Dating back to the 1930s, TDF Ghar was Hajiani Hanifa Bai’s restored home by the Dawood Foundation in the heart of the Jamshed Quarters.
The home features a living room space with antique furniture, a library which is a perfect space for studying or even leisurely reading, and halls where events are held.
Walking through this space had me imagining people from all walks of life sitting here as I heard Coke Studio’s song “Aaqa” playing while climbing the stairs.
There was seating on the roof as well, which would be a perfect spot to sit and relax on weekends.
The sunset certainly would be beautiful here and I have decided that my next visit will be at that time to enjoy the golden hour.
St. Patrick’s Cathedral
As the oldest church in Sindh, St. Patrick’s Cathedral was built in 1845, which makes it around 125 years old.
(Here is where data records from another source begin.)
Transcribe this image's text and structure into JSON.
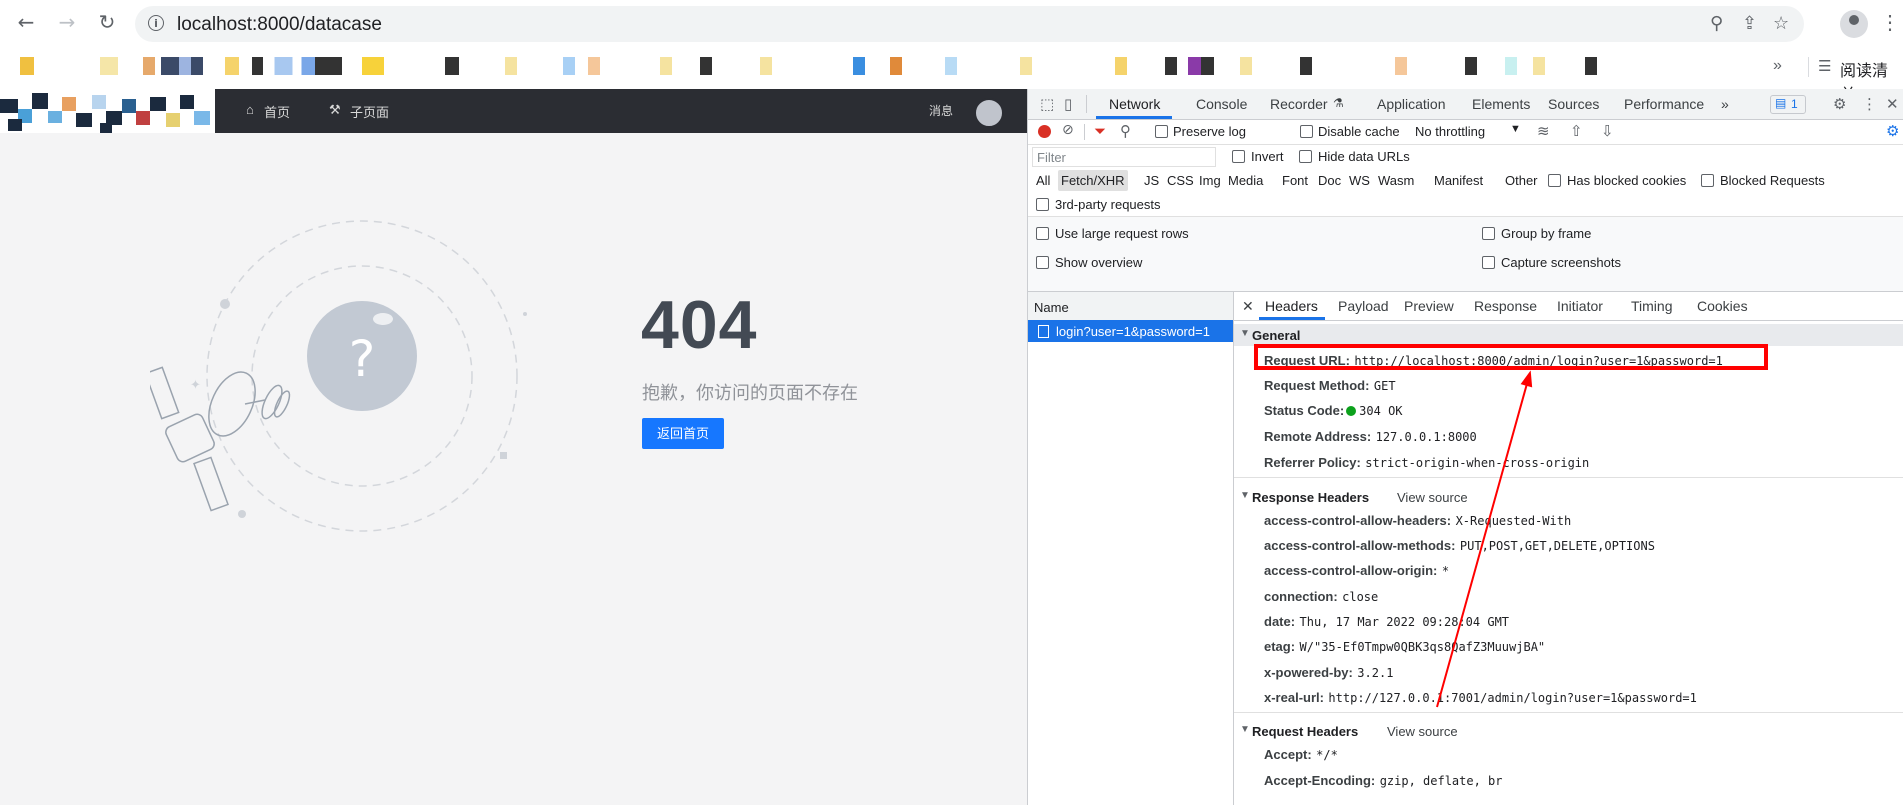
{
  "browser": {
    "url": "localhost:8000/datacase",
    "bookmark_right_label": "阅读清单"
  },
  "page": {
    "nav_home": "首页",
    "nav_subpage": "子页面",
    "nav_messages": "消息",
    "error_code": "404",
    "error_message": "抱歉，你访问的页面不存在",
    "back_button": "返回首页"
  },
  "devtools": {
    "tabs": [
      "Network",
      "Console",
      "Recorder",
      "Application",
      "Elements",
      "Sources",
      "Performance"
    ],
    "issues_count": "1",
    "toolbar": {
      "preserve_log": "Preserve log",
      "disable_cache": "Disable cache",
      "throttling": "No throttling"
    },
    "filter": {
      "placeholder": "Filter",
      "invert": "Invert",
      "hide_data_urls": "Hide data URLs"
    },
    "types": [
      "All",
      "Fetch/XHR",
      "JS",
      "CSS",
      "Img",
      "Media",
      "Font",
      "Doc",
      "WS",
      "Wasm",
      "Manifest",
      "Other"
    ],
    "has_blocked_cookies": "Has blocked cookies",
    "blocked_requests": "Blocked Requests",
    "third_party": "3rd-party requests",
    "options": {
      "large_rows": "Use large request rows",
      "group_by_frame": "Group by frame",
      "show_overview": "Show overview",
      "capture_screenshots": "Capture screenshots"
    },
    "name_header": "Name",
    "request_name": "login?user=1&password=1",
    "detail_tabs": [
      "Headers",
      "Payload",
      "Preview",
      "Response",
      "Initiator",
      "Timing",
      "Cookies"
    ],
    "general": {
      "title": "General",
      "items": [
        {
          "key": "Request URL:",
          "value": "http://localhost:8000/admin/login?user=1&password=1"
        },
        {
          "key": "Request Method:",
          "value": "GET"
        },
        {
          "key": "Status Code:",
          "value": "304 OK"
        },
        {
          "key": "Remote Address:",
          "value": "127.0.0.1:8000"
        },
        {
          "key": "Referrer Policy:",
          "value": "strict-origin-when-cross-origin"
        }
      ]
    },
    "response_headers": {
      "title": "Response Headers",
      "view_source": "View source",
      "items": [
        {
          "key": "access-control-allow-headers:",
          "value": "X-Requested-With"
        },
        {
          "key": "access-control-allow-methods:",
          "value": "PUT,POST,GET,DELETE,OPTIONS"
        },
        {
          "key": "access-control-allow-origin:",
          "value": "*"
        },
        {
          "key": "connection:",
          "value": "close"
        },
        {
          "key": "date:",
          "value": "Thu, 17 Mar 2022 09:28:04 GMT"
        },
        {
          "key": "etag:",
          "value": "W/\"35-Ef0Tmpw0QBK3qs8QafZ3MuuwjBA\""
        },
        {
          "key": "x-powered-by:",
          "value": "3.2.1"
        },
        {
          "key": "x-real-url:",
          "value": "http://127.0.0.1:7001/admin/login?user=1&password=1"
        }
      ]
    },
    "request_headers": {
      "title": "Request Headers",
      "view_source": "View source",
      "items": [
        {
          "key": "Accept:",
          "value": "*/*"
        },
        {
          "key": "Accept-Encoding:",
          "value": "gzip, deflate, br"
        }
      ]
    }
  },
  "colors": {
    "highlight_box": "#ff0000",
    "accent": "#1a73e8",
    "page_button": "#1677ff"
  }
}
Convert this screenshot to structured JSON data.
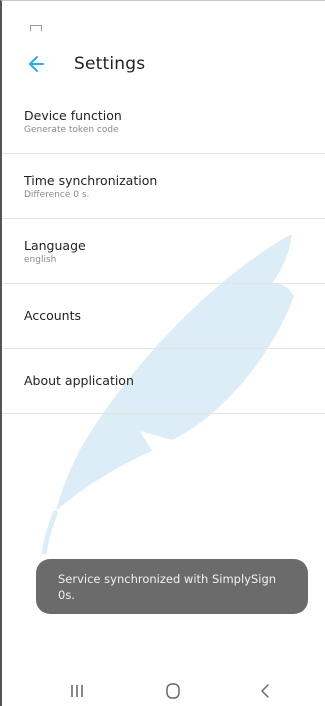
{
  "header": {
    "title": "Settings",
    "back_icon": "arrow-left-icon",
    "accent_color": "#2aaee0"
  },
  "settings": {
    "items": [
      {
        "label": "Device function",
        "sublabel": "Generate token code"
      },
      {
        "label": "Time synchronization",
        "sublabel": "Difference 0 s."
      },
      {
        "label": "Language",
        "sublabel": "english"
      },
      {
        "label": "Accounts"
      },
      {
        "label": "About application"
      }
    ]
  },
  "toast": {
    "message": "Service synchronized with SimplySign 0s."
  },
  "navbar": {
    "recents_icon": "recent-apps-icon",
    "home_icon": "home-icon",
    "back_icon": "back-chevron-icon"
  },
  "watermark": {
    "icon": "feather-icon",
    "color": "#dcedf8"
  }
}
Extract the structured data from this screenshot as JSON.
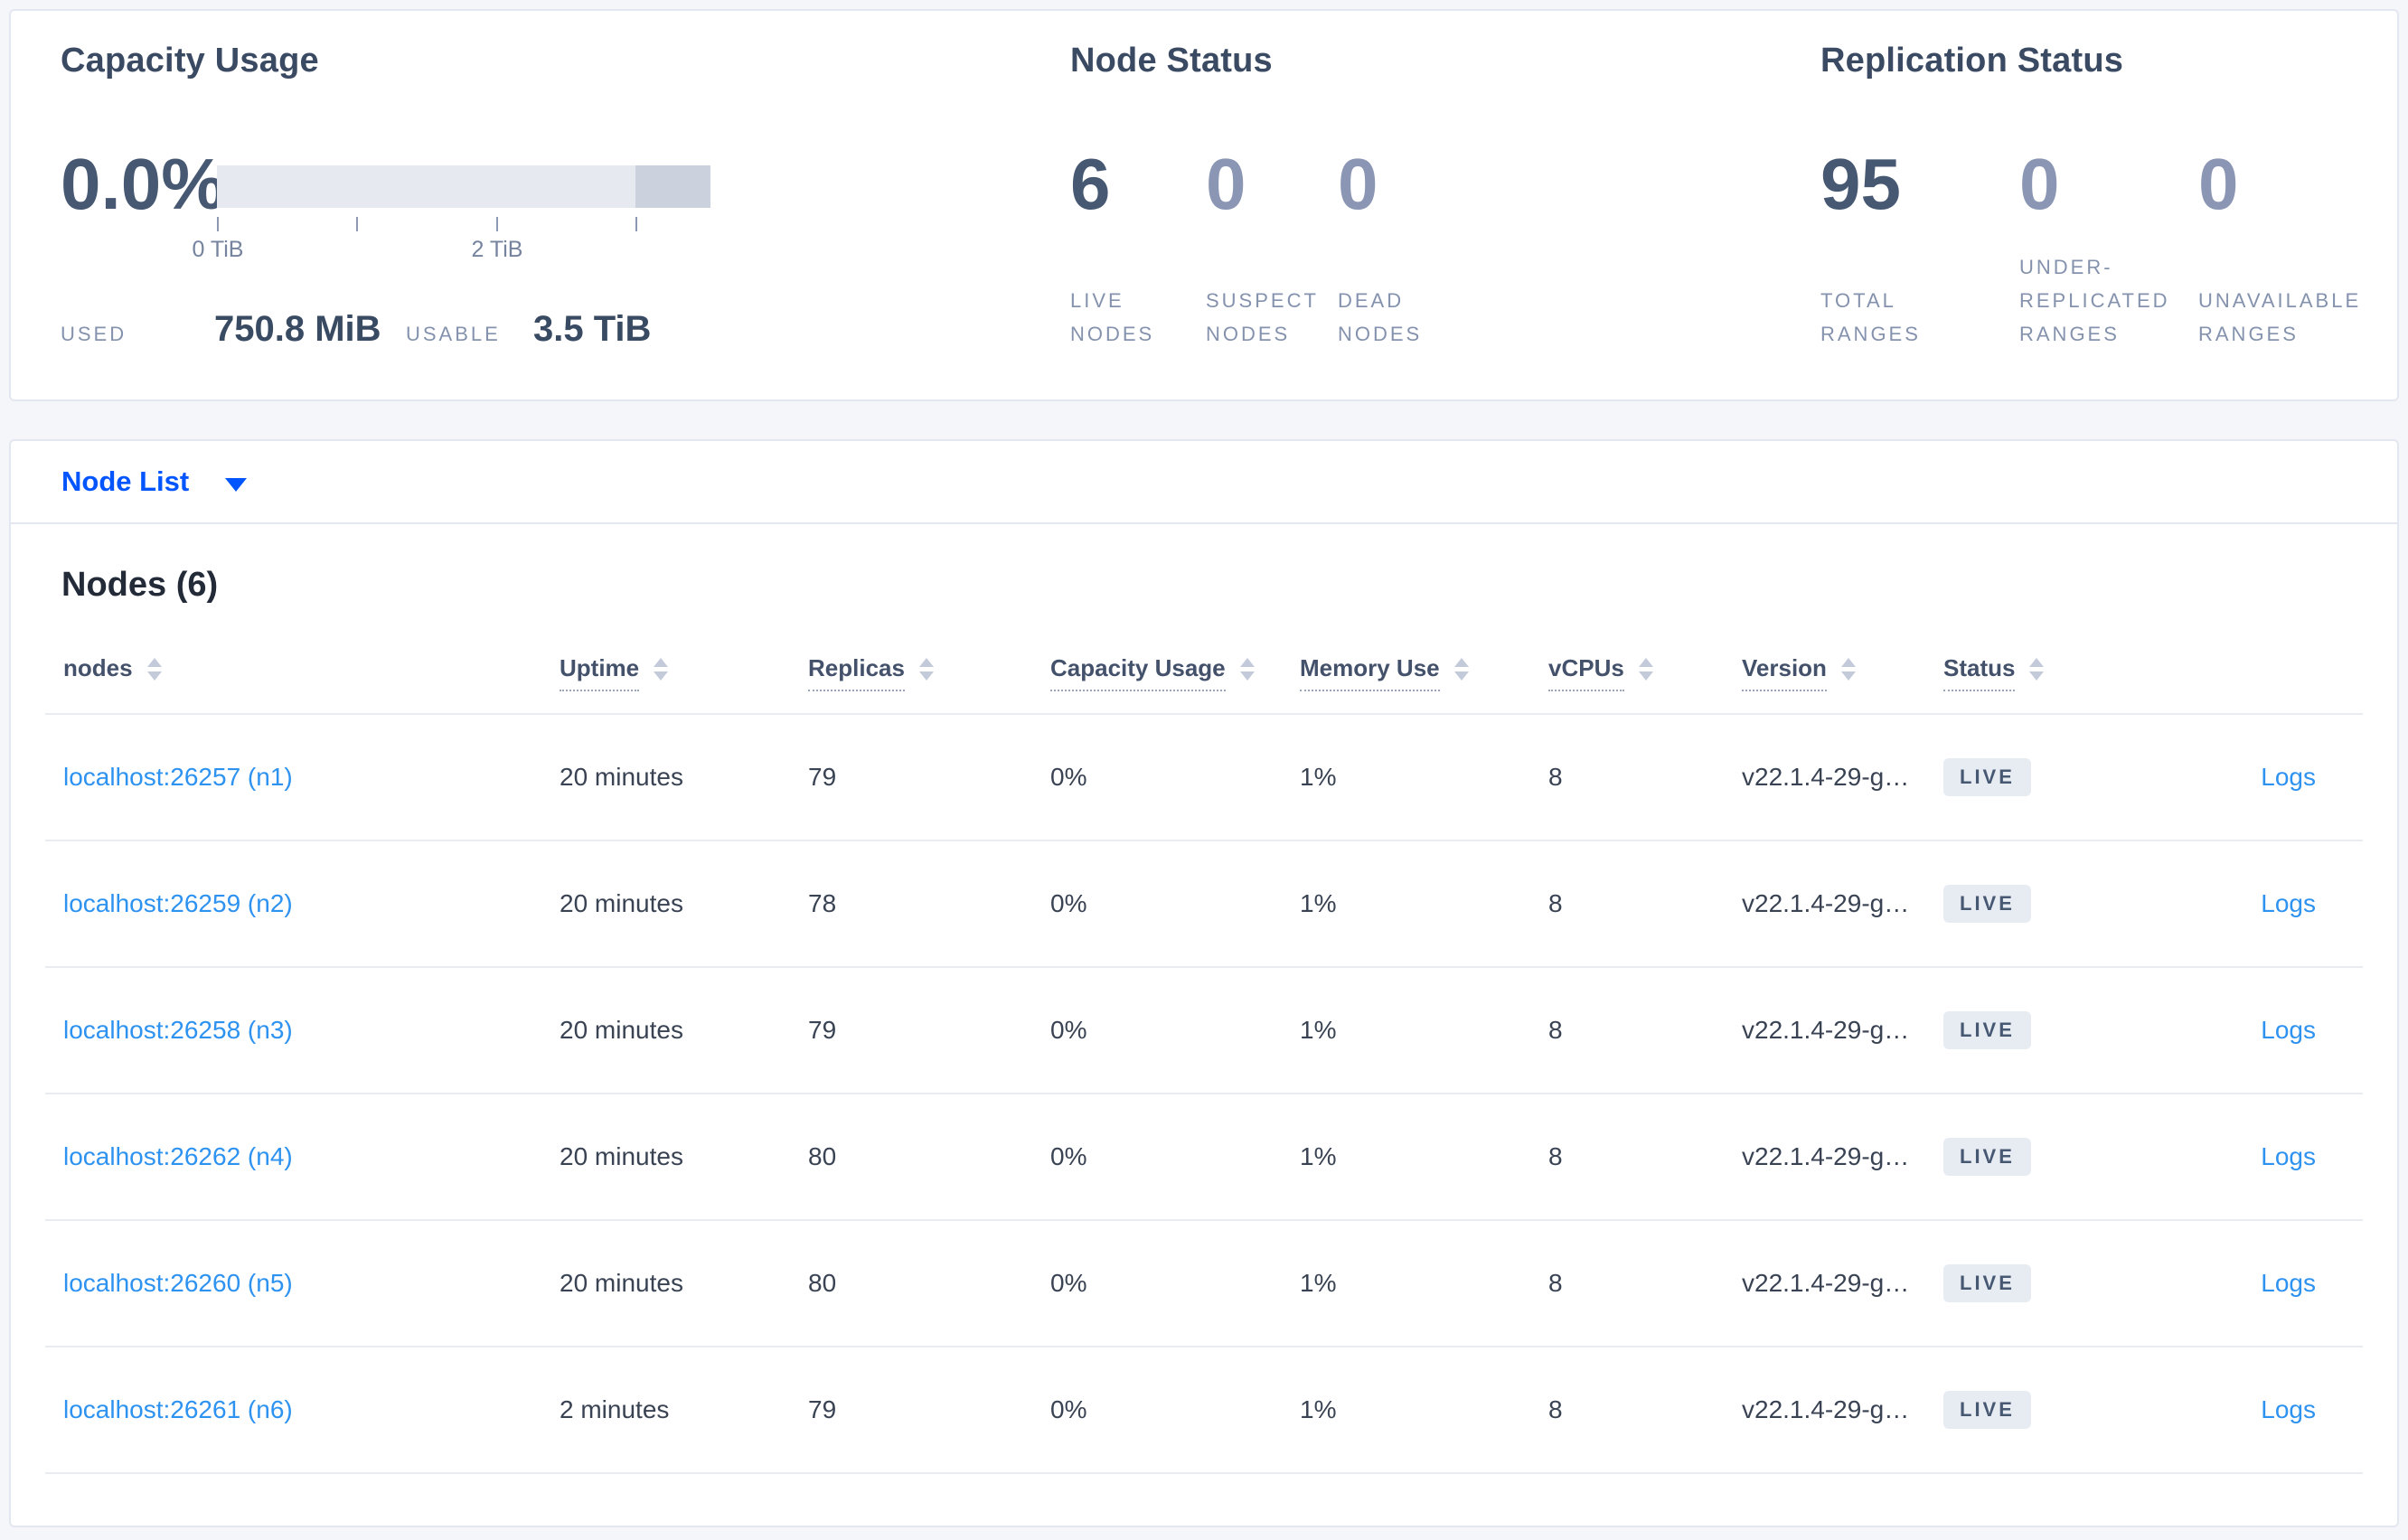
{
  "colors": {
    "page_background": "#f4f6fa",
    "card_background": "#ffffff",
    "card_border": "#e2e7f0",
    "title_text": "#3b4a63",
    "primary_stat": "#475872",
    "muted_stat": "#8b96b4",
    "muted_label": "#8492ad",
    "selector_link_blue": "#0055ff",
    "table_link_blue": "#2d92f0",
    "badge_background": "#e7ecf3",
    "capacity_bar_light": "#e7e9f1",
    "capacity_bar_dark": "#ccd1de"
  },
  "summary": {
    "capacity": {
      "title": "Capacity Usage",
      "percent": "0.0%",
      "tick_label_0": "0 TiB",
      "tick_label_2": "2 TiB",
      "used_label": "USED",
      "used_value": "750.8 MiB",
      "usable_label": "USABLE",
      "usable_value": "3.5 TiB"
    },
    "node_status": {
      "title": "Node Status",
      "stats": [
        {
          "value": "6",
          "label": "LIVE\nNODES"
        },
        {
          "value": "0",
          "label": "SUSPECT\nNODES"
        },
        {
          "value": "0",
          "label": "DEAD\nNODES"
        }
      ]
    },
    "replication": {
      "title": "Replication Status",
      "stats": [
        {
          "value": "95",
          "label": "TOTAL\nRANGES"
        },
        {
          "value": "0",
          "label": "UNDER-\nREPLICATED\nRANGES"
        },
        {
          "value": "0",
          "label": "UNAVAILABLE\nRANGES"
        }
      ]
    }
  },
  "selector": {
    "label": "Node List"
  },
  "nodes": {
    "heading": "Nodes (6)",
    "columns": {
      "nodes": "nodes",
      "uptime": "Uptime",
      "replicas": "Replicas",
      "capacity": "Capacity Usage",
      "memory": "Memory Use",
      "vcpus": "vCPUs",
      "version": "Version",
      "status": "Status"
    },
    "rows": [
      {
        "node": "localhost:26257 (n1)",
        "uptime": "20 minutes",
        "replicas": "79",
        "capacity_usage": "0%",
        "memory_use": "1%",
        "vcpus": "8",
        "version": "v22.1.4-29-g…",
        "status": "LIVE",
        "logs": "Logs"
      },
      {
        "node": "localhost:26259 (n2)",
        "uptime": "20 minutes",
        "replicas": "78",
        "capacity_usage": "0%",
        "memory_use": "1%",
        "vcpus": "8",
        "version": "v22.1.4-29-g…",
        "status": "LIVE",
        "logs": "Logs"
      },
      {
        "node": "localhost:26258 (n3)",
        "uptime": "20 minutes",
        "replicas": "79",
        "capacity_usage": "0%",
        "memory_use": "1%",
        "vcpus": "8",
        "version": "v22.1.4-29-g…",
        "status": "LIVE",
        "logs": "Logs"
      },
      {
        "node": "localhost:26262 (n4)",
        "uptime": "20 minutes",
        "replicas": "80",
        "capacity_usage": "0%",
        "memory_use": "1%",
        "vcpus": "8",
        "version": "v22.1.4-29-g…",
        "status": "LIVE",
        "logs": "Logs"
      },
      {
        "node": "localhost:26260 (n5)",
        "uptime": "20 minutes",
        "replicas": "80",
        "capacity_usage": "0%",
        "memory_use": "1%",
        "vcpus": "8",
        "version": "v22.1.4-29-g…",
        "status": "LIVE",
        "logs": "Logs"
      },
      {
        "node": "localhost:26261 (n6)",
        "uptime": "2 minutes",
        "replicas": "79",
        "capacity_usage": "0%",
        "memory_use": "1%",
        "vcpus": "8",
        "version": "v22.1.4-29-g…",
        "status": "LIVE",
        "logs": "Logs"
      }
    ]
  }
}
Women of the community were assembling packages of water that is meant to have healing properties in it.
They told us that many Muslims also came to their Sunday Mass to take this water from them as it was a very good cure for many ailments.
The Christ the King monument was made from marble imported from Italy and funded by the Christian community. It serves as a monument of their Saint in Goa for the community who can’t go to India due to tight visa policies.
This historical site wasn’t new to me, especially since it is located in such a central place in Clifton.
I was coming back to this palace-turned-museum after many years. But what I didn’t know was the rich history behind it!
The palace is renowned due to its exquisitely detailed architecture and its murals and paintings of Sadequain in the indoor art gallery.
Originally built for Hindu businessman Shivratan Mohatta, it was given to the Ministry of Foreign Affairs after Partition and then to Fatima Jinnah.
An interesting fact I never knew is that Mohatta Palace once had a secret tunnel that linked to a Hindu temple, which is near Icon Tower in present day.
I would HIGHLY recommend the Super Savari Express tour (FYI – this is not a paid review) for those who are visiting Karachi or are even living here and don’t know much about the history of this beautifully chaotic city.
It is a really good starting point for those who want to learn about the city, especially for a newbie like me who has recently moved here. I know I will definitely be going back to these sites to explore them further!
Karachi is truly the city that never sleeps and every corner you turn, there is so much more to it than what meets the eye – if only we took out the time to dig a little deeper.
It’s never too late to start exploring, you should start by taking this tour!
Great article. We have lived in Karachi for so many years but failed to explore it like Ayesha did.